▸ **Work to complete**
Please copy all of the data that follows exactly, leaving any pictures out.

▸ **Data excerpts**
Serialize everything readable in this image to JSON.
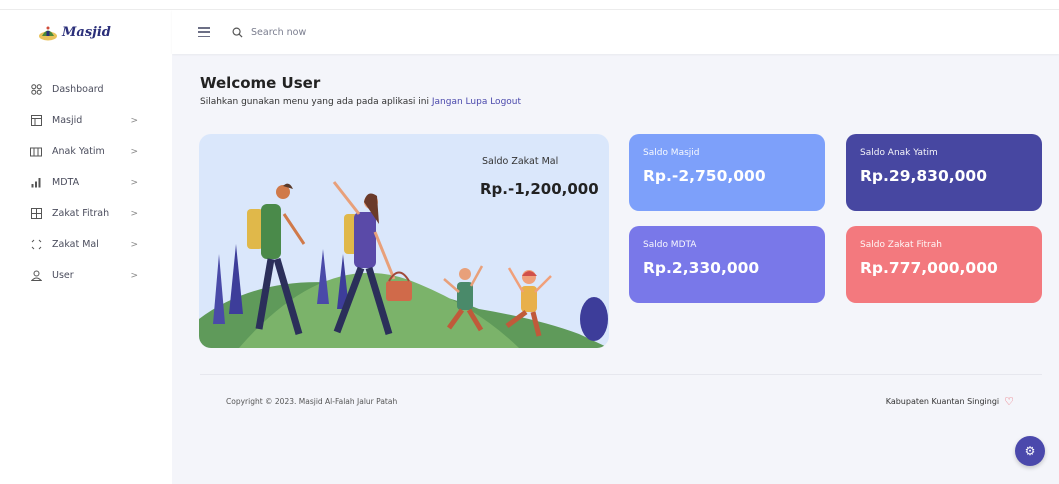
{
  "brand": {
    "name": "Masjid"
  },
  "search": {
    "placeholder": "Search now"
  },
  "sidebar": {
    "items": [
      {
        "label": "Dashboard",
        "icon": "grid-icon",
        "has_submenu": false
      },
      {
        "label": "Masjid",
        "icon": "layout-icon",
        "has_submenu": true
      },
      {
        "label": "Anak Yatim",
        "icon": "columns-icon",
        "has_submenu": true
      },
      {
        "label": "MDTA",
        "icon": "bar-chart-icon",
        "has_submenu": true
      },
      {
        "label": "Zakat Fitrah",
        "icon": "table-icon",
        "has_submenu": true
      },
      {
        "label": "Zakat Mal",
        "icon": "expand-icon",
        "has_submenu": true
      },
      {
        "label": "User",
        "icon": "user-icon",
        "has_submenu": true
      }
    ],
    "chevron": ">"
  },
  "welcome": {
    "title": "Welcome User",
    "subtitle": "Silahkan gunakan menu yang ada pada aplikasi ini",
    "logout_link": "Jangan Lupa Logout"
  },
  "hero": {
    "label": "Saldo Zakat Mal",
    "value": "Rp.-1,200,000"
  },
  "cards": {
    "masjid": {
      "label": "Saldo Masjid",
      "value": "Rp.-2,750,000",
      "color": "#7da0fa"
    },
    "yatim": {
      "label": "Saldo Anak Yatim",
      "value": "Rp.29,830,000",
      "color": "#4747a1"
    },
    "mdta": {
      "label": "Saldo MDTA",
      "value": "Rp.2,330,000",
      "color": "#7978e9"
    },
    "fitrah": {
      "label": "Saldo Zakat Fitrah",
      "value": "Rp.777,000,000",
      "color": "#f3797e"
    }
  },
  "footer": {
    "copyright": "Copyright © 2023. Masjid Al-Falah Jalur Patah",
    "location": "Kabupaten Kuantan Singingi"
  },
  "colors": {
    "accent": "#4b49ac",
    "heart": "#e8505b"
  }
}
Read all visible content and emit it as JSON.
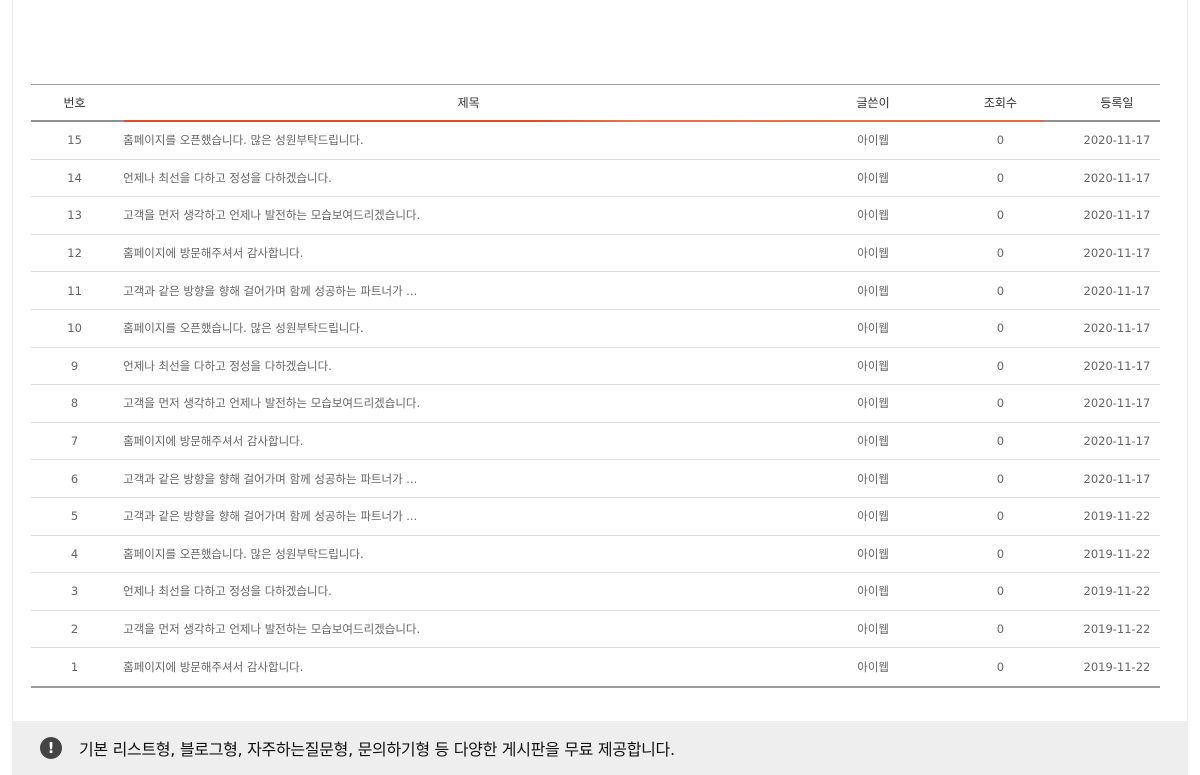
{
  "table": {
    "headers": {
      "no": "번호",
      "title": "제목",
      "writer": "글쓴이",
      "views": "조회수",
      "date": "등록일"
    },
    "rows": [
      {
        "no": "15",
        "title": "홈페이지를 오픈했습니다. 많은 성원부탁드립니다.",
        "writer": "아이웹",
        "views": "0",
        "date": "2020-11-17"
      },
      {
        "no": "14",
        "title": "언제나 최선을 다하고 정성을 다하겠습니다.",
        "writer": "아이웹",
        "views": "0",
        "date": "2020-11-17"
      },
      {
        "no": "13",
        "title": "고객을 먼저 생각하고 언제나 발전하는 모습보여드리겠습니다.",
        "writer": "아이웹",
        "views": "0",
        "date": "2020-11-17"
      },
      {
        "no": "12",
        "title": "홈페이지에 방문해주셔서 감사합니다.",
        "writer": "아이웹",
        "views": "0",
        "date": "2020-11-17"
      },
      {
        "no": "11",
        "title": "고객과 같은 방향을 향해 걸어가며 함께 성공하는 파트너가 ...",
        "writer": "아이웹",
        "views": "0",
        "date": "2020-11-17"
      },
      {
        "no": "10",
        "title": "홈페이지를 오픈했습니다. 많은 성원부탁드립니다.",
        "writer": "아이웹",
        "views": "0",
        "date": "2020-11-17"
      },
      {
        "no": "9",
        "title": "언제나 최선을 다하고 정성을 다하겠습니다.",
        "writer": "아이웹",
        "views": "0",
        "date": "2020-11-17"
      },
      {
        "no": "8",
        "title": "고객을 먼저 생각하고 언제나 발전하는 모습보여드리겠습니다.",
        "writer": "아이웹",
        "views": "0",
        "date": "2020-11-17"
      },
      {
        "no": "7",
        "title": "홈페이지에 방문해주셔서 감사합니다.",
        "writer": "아이웹",
        "views": "0",
        "date": "2020-11-17"
      },
      {
        "no": "6",
        "title": "고객과 같은 방향을 향해 걸어가며 함께 성공하는 파트너가 ...",
        "writer": "아이웹",
        "views": "0",
        "date": "2020-11-17"
      },
      {
        "no": "5",
        "title": "고객과 같은 방향을 향해 걸어가며 함께 성공하는 파트너가 ...",
        "writer": "아이웹",
        "views": "0",
        "date": "2019-11-22"
      },
      {
        "no": "4",
        "title": "홈페이지를 오픈했습니다. 많은 성원부탁드립니다.",
        "writer": "아이웹",
        "views": "0",
        "date": "2019-11-22"
      },
      {
        "no": "3",
        "title": "언제나 최선을 다하고 정성을 다하겠습니다.",
        "writer": "아이웹",
        "views": "0",
        "date": "2019-11-22"
      },
      {
        "no": "2",
        "title": "고객을 먼저 생각하고 언제나 발전하는 모습보여드리겠습니다.",
        "writer": "아이웹",
        "views": "0",
        "date": "2019-11-22"
      },
      {
        "no": "1",
        "title": "홈페이지에 방문해주셔서 감사합니다.",
        "writer": "아이웹",
        "views": "0",
        "date": "2019-11-22"
      }
    ]
  },
  "notice": {
    "icon": "exclamation-icon",
    "text": "기본 리스트형, 블로그형, 자주하는질문형, 문의하기형 등 다양한 게시판을 무료 제공합니다."
  },
  "colors": {
    "accent": "#e44c2d",
    "notice_bg": "#eeeeee"
  }
}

▸ **Exercise result**
Serialize everything readable in this image to JSON.
{
  "brand": {
    "name": "Masjid"
  },
  "search": {
    "placeholder": "Search now"
  },
  "sidebar": {
    "items": [
      {
        "label": "Dashboard",
        "icon": "grid-icon",
        "has_submenu": false
      },
      {
        "label": "Masjid",
        "icon": "layout-icon",
        "has_submenu": true
      },
      {
        "label": "Anak Yatim",
        "icon": "columns-icon",
        "has_submenu": true
      },
      {
        "label": "MDTA",
        "icon": "bar-chart-icon",
        "has_submenu": true
      },
      {
        "label": "Zakat Fitrah",
        "icon": "table-icon",
        "has_submenu": true
      },
      {
        "label": "Zakat Mal",
        "icon": "expand-icon",
        "has_submenu": true
      },
      {
        "label": "User",
        "icon": "user-icon",
        "has_submenu": true
      }
    ],
    "chevron": ">"
  },
  "welcome": {
    "title": "Welcome User",
    "subtitle": "Silahkan gunakan menu yang ada pada aplikasi ini",
    "logout_link": "Jangan Lupa Logout"
  },
  "hero": {
    "label": "Saldo Zakat Mal",
    "value": "Rp.-1,200,000"
  },
  "cards": {
    "masjid": {
      "label": "Saldo Masjid",
      "value": "Rp.-2,750,000",
      "color": "#7da0fa"
    },
    "yatim": {
      "label": "Saldo Anak Yatim",
      "value": "Rp.29,830,000",
      "color": "#4747a1"
    },
    "mdta": {
      "label": "Saldo MDTA",
      "value": "Rp.2,330,000",
      "color": "#7978e9"
    },
    "fitrah": {
      "label": "Saldo Zakat Fitrah",
      "value": "Rp.777,000,000",
      "color": "#f3797e"
    }
  },
  "footer": {
    "copyright": "Copyright © 2023. Masjid Al-Falah Jalur Patah",
    "location": "Kabupaten Kuantan Singingi"
  },
  "colors": {
    "accent": "#4b49ac",
    "heart": "#e8505b"
  }
}
Read all visible content and emit it as JSON.
{
  "table": {
    "headers": {
      "no": "번호",
      "title": "제목",
      "writer": "글쓴이",
      "views": "조회수",
      "date": "등록일"
    },
    "rows": [
      {
        "no": "15",
        "title": "홈페이지를 오픈했습니다. 많은 성원부탁드립니다.",
        "writer": "아이웹",
        "views": "0",
        "date": "2020-11-17"
      },
      {
        "no": "14",
        "title": "언제나 최선을 다하고 정성을 다하겠습니다.",
        "writer": "아이웹",
        "views": "0",
        "date": "2020-11-17"
      },
      {
        "no": "13",
        "title": "고객을 먼저 생각하고 언제나 발전하는 모습보여드리겠습니다.",
        "writer": "아이웹",
        "views": "0",
        "date": "2020-11-17"
      },
      {
        "no": "12",
        "title": "홈페이지에 방문해주셔서 감사합니다.",
        "writer": "아이웹",
        "views": "0",
        "date": "2020-11-17"
      },
      {
        "no": "11",
        "title": "고객과 같은 방향을 향해 걸어가며 함께 성공하는 파트너가 ...",
        "writer": "아이웹",
        "views": "0",
        "date": "2020-11-17"
      },
      {
        "no": "10",
        "title": "홈페이지를 오픈했습니다. 많은 성원부탁드립니다.",
        "writer": "아이웹",
        "views": "0",
        "date": "2020-11-17"
      },
      {
        "no": "9",
        "title": "언제나 최선을 다하고 정성을 다하겠습니다.",
        "writer": "아이웹",
        "views": "0",
        "date": "2020-11-17"
      },
      {
        "no": "8",
        "title": "고객을 먼저 생각하고 언제나 발전하는 모습보여드리겠습니다.",
        "writer": "아이웹",
        "views": "0",
        "date": "2020-11-17"
      },
      {
        "no": "7",
        "title": "홈페이지에 방문해주셔서 감사합니다.",
        "writer": "아이웹",
        "views": "0",
        "date": "2020-11-17"
      },
      {
        "no": "6",
        "title": "고객과 같은 방향을 향해 걸어가며 함께 성공하는 파트너가 ...",
        "writer": "아이웹",
        "views": "0",
        "date": "2020-11-17"
      },
      {
        "no": "5",
        "title": "고객과 같은 방향을 향해 걸어가며 함께 성공하는 파트너가 ...",
        "writer": "아이웹",
        "views": "0",
        "date": "2019-11-22"
      },
      {
        "no": "4",
        "title": "홈페이지를 오픈했습니다. 많은 성원부탁드립니다.",
        "writer": "아이웹",
        "views": "0",
        "date": "2019-11-22"
      },
      {
        "no": "3",
        "title": "언제나 최선을 다하고 정성을 다하겠습니다.",
        "writer": "아이웹",
        "views": "0",
        "date": "2019-11-22"
      },
      {
        "no": "2",
        "title": "고객을 먼저 생각하고 언제나 발전하는 모습보여드리겠습니다.",
        "writer": "아이웹",
        "views": "0",
        "date": "2019-11-22"
      },
      {
        "no": "1",
        "title": "홈페이지에 방문해주셔서 감사합니다.",
        "writer": "아이웹",
        "views": "0",
        "date": "2019-11-22"
      }
    ]
  },
  "notice": {
    "icon": "exclamation-icon",
    "text": "기본 리스트형, 블로그형, 자주하는질문형, 문의하기형 등 다양한 게시판을 무료 제공합니다."
  },
  "colors": {
    "accent": "#e44c2d",
    "notice_bg": "#eeeeee"
  }
}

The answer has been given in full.